:: Records

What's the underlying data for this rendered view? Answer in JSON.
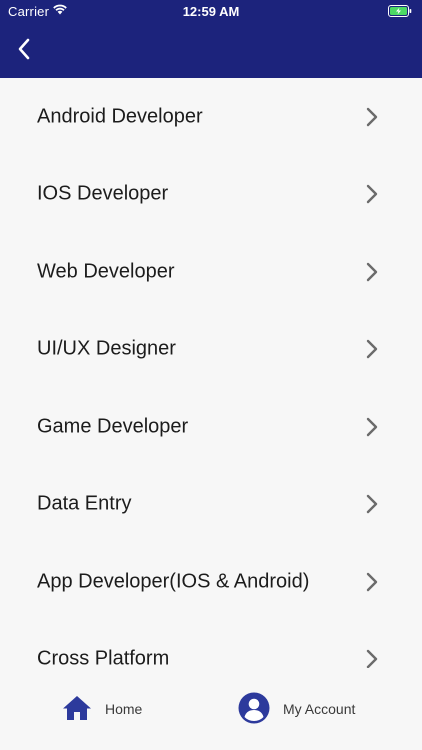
{
  "status_bar": {
    "carrier": "Carrier",
    "time": "12:59 AM",
    "wifi_icon": "wifi-icon",
    "battery_icon": "battery-charging-icon"
  },
  "header": {
    "back_icon": "chevron-left-icon",
    "background_color": "#1c237c"
  },
  "list": {
    "items": [
      {
        "label": "Android Developer"
      },
      {
        "label": "IOS Developer"
      },
      {
        "label": "Web Developer"
      },
      {
        "label": "UI/UX Designer"
      },
      {
        "label": "Game Developer"
      },
      {
        "label": "Data Entry"
      },
      {
        "label": "App Developer(IOS & Android)"
      },
      {
        "label": "Cross Platform"
      }
    ],
    "chevron_icon": "chevron-right-icon"
  },
  "bottom_nav": {
    "home": {
      "label": "Home",
      "icon": "home-icon"
    },
    "account": {
      "label": "My Account",
      "icon": "account-icon"
    },
    "accent_color": "#2d3a9c"
  }
}
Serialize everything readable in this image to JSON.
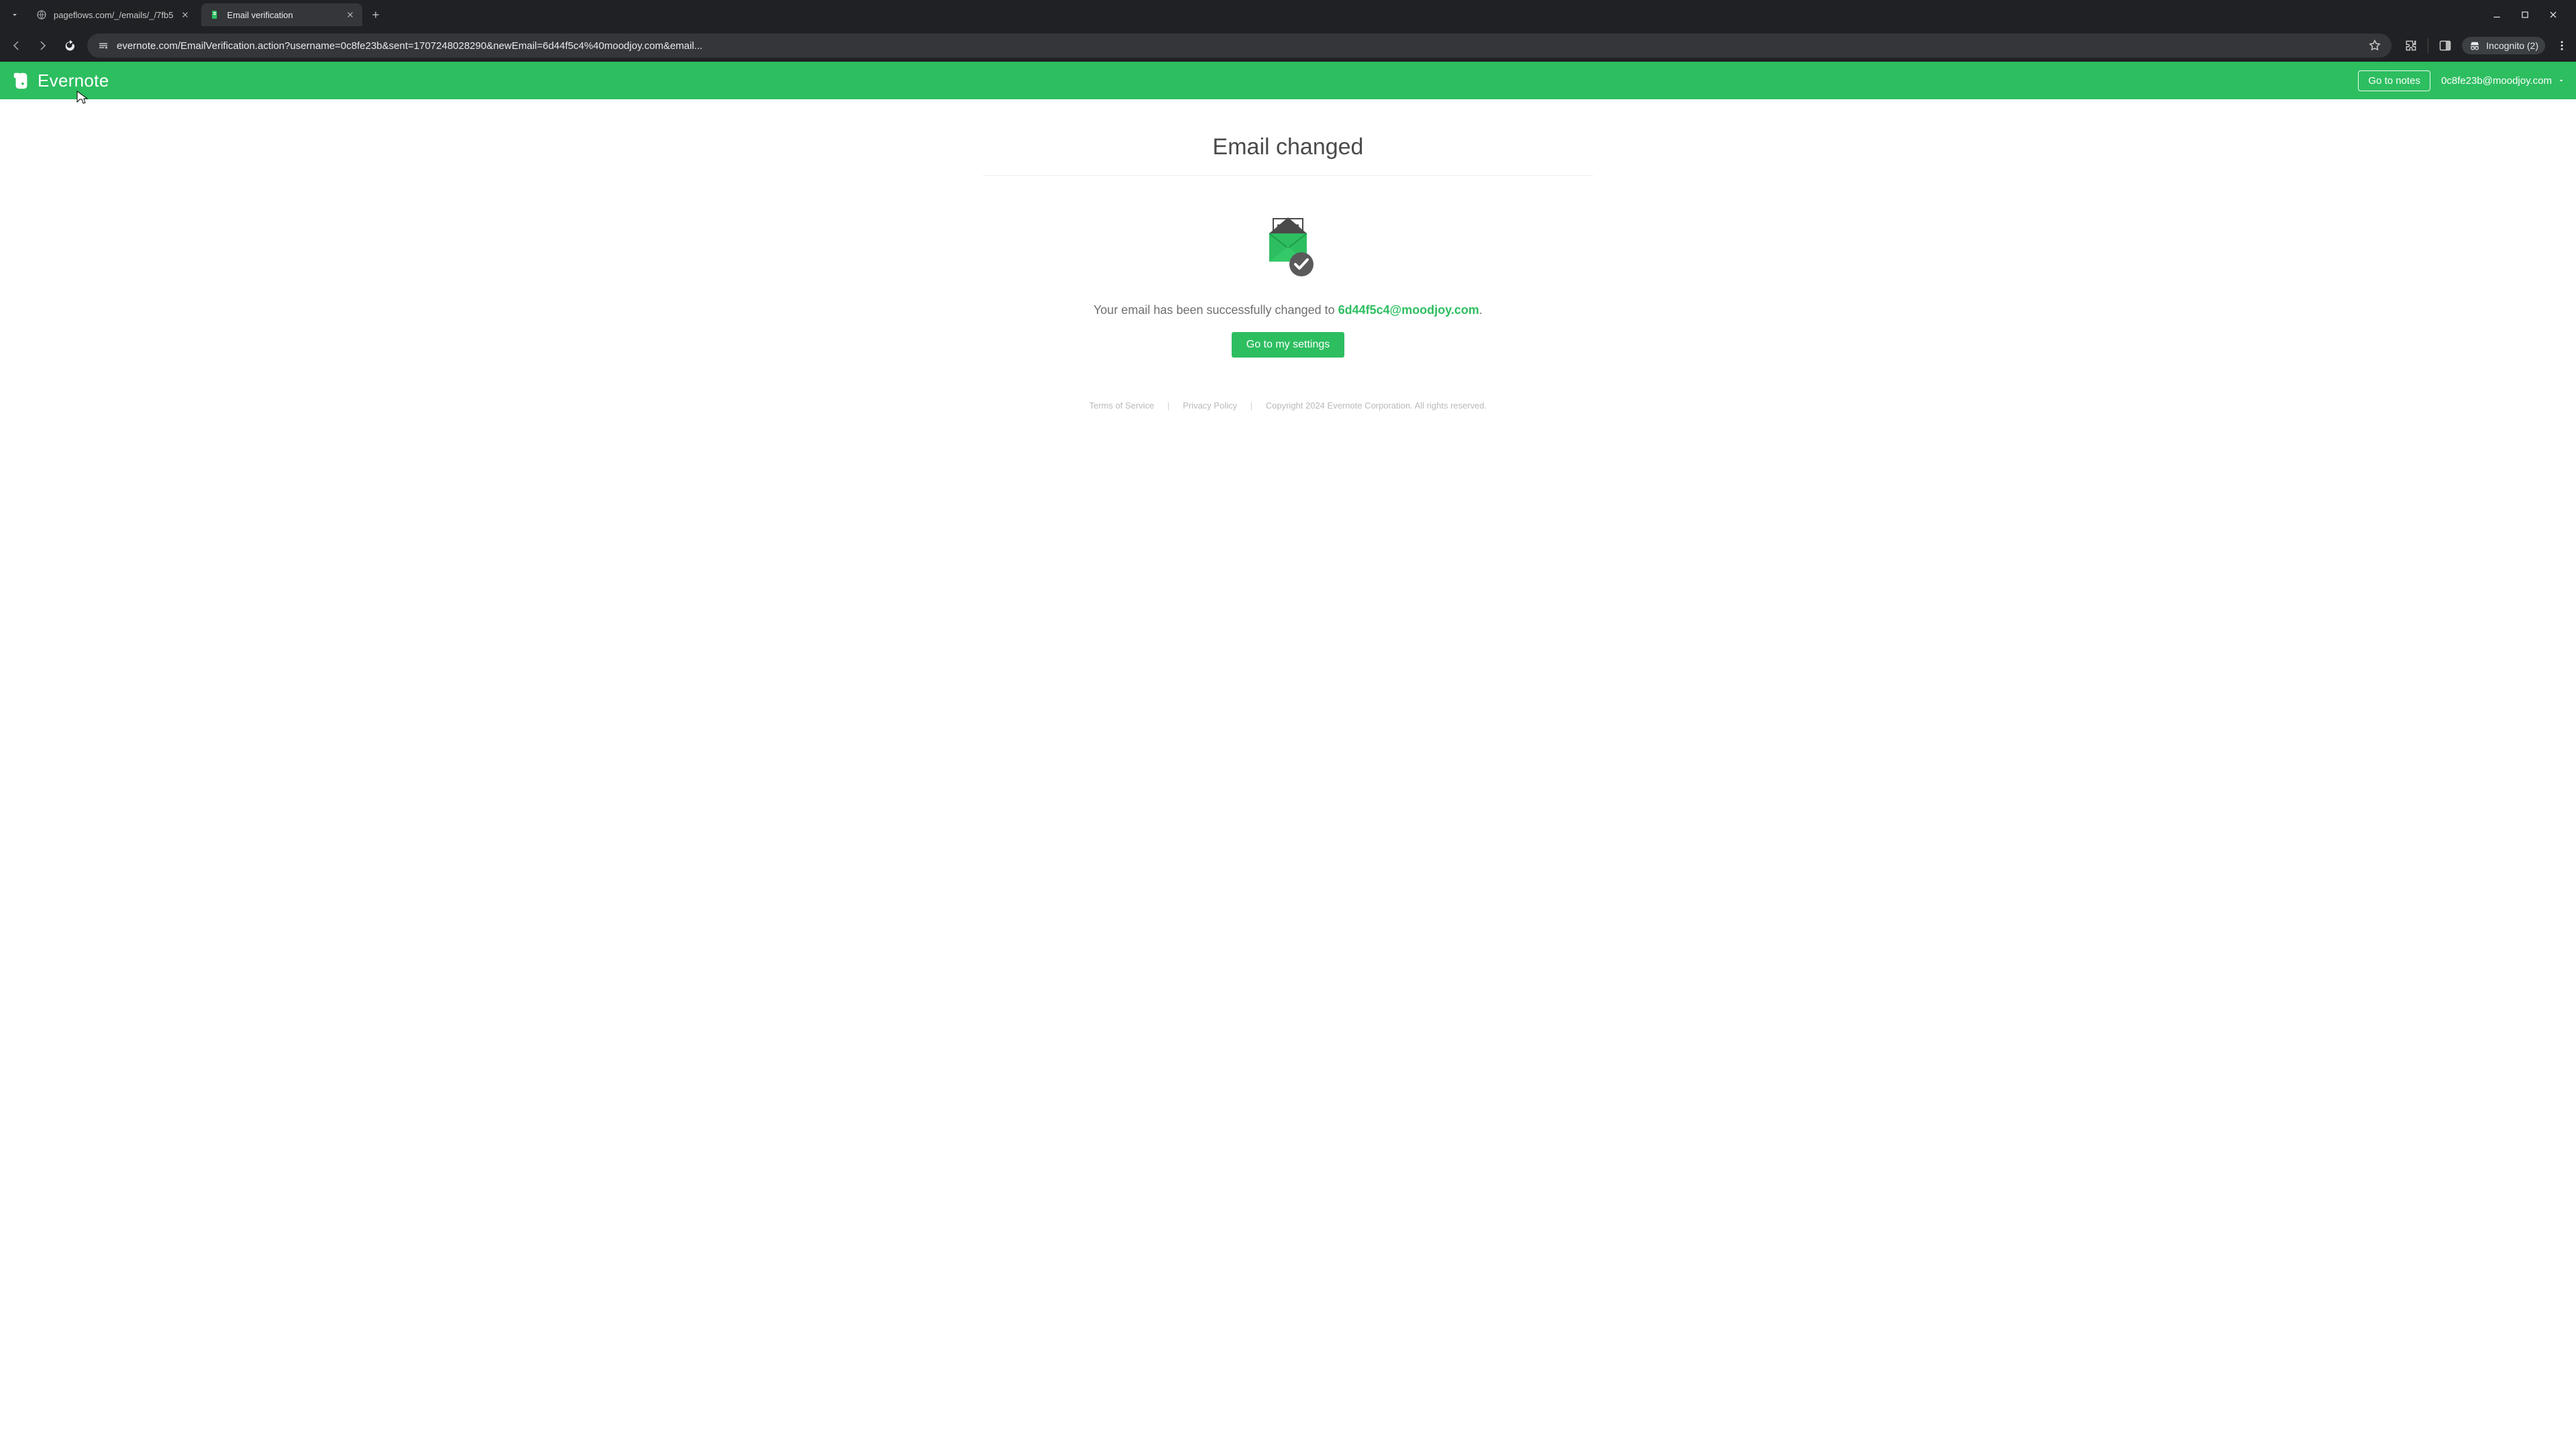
{
  "browser": {
    "tabs": [
      {
        "title": "pageflows.com/_/emails/_/7fb5",
        "active": false
      },
      {
        "title": "Email verification",
        "active": true
      }
    ],
    "url": "evernote.com/EmailVerification.action?username=0c8fe23b&sent=1707248028290&newEmail=6d44f5c4%40moodjoy.com&email...",
    "incognito_label": "Incognito (2)"
  },
  "header": {
    "brand": "Evernote",
    "go_to_notes_label": "Go to notes",
    "account_email": "0c8fe23b@moodjoy.com"
  },
  "content": {
    "title": "Email changed",
    "message_prefix": "Your email has been successfully changed to ",
    "new_email": "6d44f5c4@moodjoy.com",
    "message_suffix": ".",
    "cta_label": "Go to my settings"
  },
  "footer": {
    "terms_label": "Terms of Service",
    "privacy_label": "Privacy Policy",
    "copyright": "Copyright 2024 Evernote Corporation. All rights reserved."
  }
}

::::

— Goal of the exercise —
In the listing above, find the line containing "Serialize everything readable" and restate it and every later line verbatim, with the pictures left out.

— Result for this exercise —
Serialize everything readable in this image to JSON.
{
  "browser": {
    "tabs": [
      {
        "title": "pageflows.com/_/emails/_/7fb5",
        "active": false
      },
      {
        "title": "Email verification",
        "active": true
      }
    ],
    "url": "evernote.com/EmailVerification.action?username=0c8fe23b&sent=1707248028290&newEmail=6d44f5c4%40moodjoy.com&email...",
    "incognito_label": "Incognito (2)"
  },
  "header": {
    "brand": "Evernote",
    "go_to_notes_label": "Go to notes",
    "account_email": "0c8fe23b@moodjoy.com"
  },
  "content": {
    "title": "Email changed",
    "message_prefix": "Your email has been successfully changed to ",
    "new_email": "6d44f5c4@moodjoy.com",
    "message_suffix": ".",
    "cta_label": "Go to my settings"
  },
  "footer": {
    "terms_label": "Terms of Service",
    "privacy_label": "Privacy Policy",
    "copyright": "Copyright 2024 Evernote Corporation. All rights reserved."
  }
}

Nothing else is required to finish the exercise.